To keep traffic flowing safely and efficiently, while still providing access to properties abutting main roads, many main roads in cities and towns across Canada and the USA have five lanes: two lanes in each direction plus a fifth centre lane reserved for vehicles turning left.
“Two-way left turn lanes” [2WLTL], also called, “Centre left turn lanes”, have solid and broken yellow lines on both sides, solid on the outside and broken on the inside. In addition they have pairs of white curved arrows on their road surface, showing the paths of two vehicles turning left in front of each other. Two-way left turn centre lanes are also indicated by the road sign, "Centre Lane For Left Turns Only". This sign always has a pair of curved arrows showing the paths of two vehicles turning left in front of each other.

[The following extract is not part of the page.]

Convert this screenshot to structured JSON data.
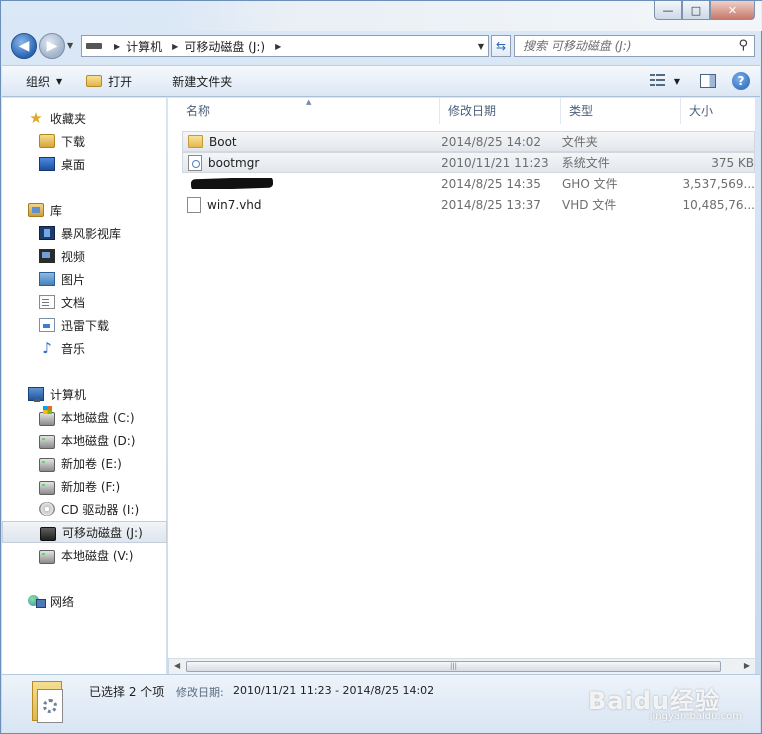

2WLTL are designed to allow for simultaneous left turns by vehicles traveling from both directions. This has earned them the nickname, “suicide lanes.” In theory, they enable traffic to move more efficiently in the outside through lanes, increase the capacity of the through lanes and reduce rear-end, left-turn, and sideswipe collisions. As an “extra” lane, 2WLTL can also be used in emergencies by regular traffic and by emergency vehicles to bypass accidents and stalled vehicles.
When using the 2WLTL, signal your intention to change into the 2WLTL, check for oncoming vehicles in the 2WLTL, and when it is safe to do so, enter inside the 2WLTL completely. Stop in the 2WLTL until a gap in the oncoming traffic allows you to complete your left turn.
Sharing the 2WLTL safely with oncoming vehicles involves paying the utmost attention to the traffic flow and being unfailingly courteous. The right-of-way rules are dictated by the design and because the speeds involved are low, conflict is minimized. The first turning driver in the lane goes first.
When a road has a 2WLTL, left turns are not allowed from other lanes, and U-turns, if permitted, must be started from it. 2WLTL must not be used for any other purpose such as passing through any intersection or overtaking another vehicle. Some jurisdictions expressly limit the driving distance in these lanes to a maximum of 200 feet.
One challenging issue is using the 2WLTL while making a left turn onto the main road from a side street. This maneuver may arguably be illegal in British Columbia, and in any case, should be discouraged. It requires the utmost care and attention. In jurisdictions where it is allowed, it would appear that a “rolling merge” from the 2WLTL into the flow of traffic from the right is generally illegal. The requirement seems to be that you must stop once you’ve made the turn into the 2WLTL, then shoulder-check and merge right when safe to do so. This creates a supreme danger of vehicles following behind (making the same turn in busy traffic) colliding with the rear of your vehicle.
Wherever you are, do not use the 2WLTL for a left turn from a side street onto a main road. Enter the main roadway at an intersection equipped with a left turn light.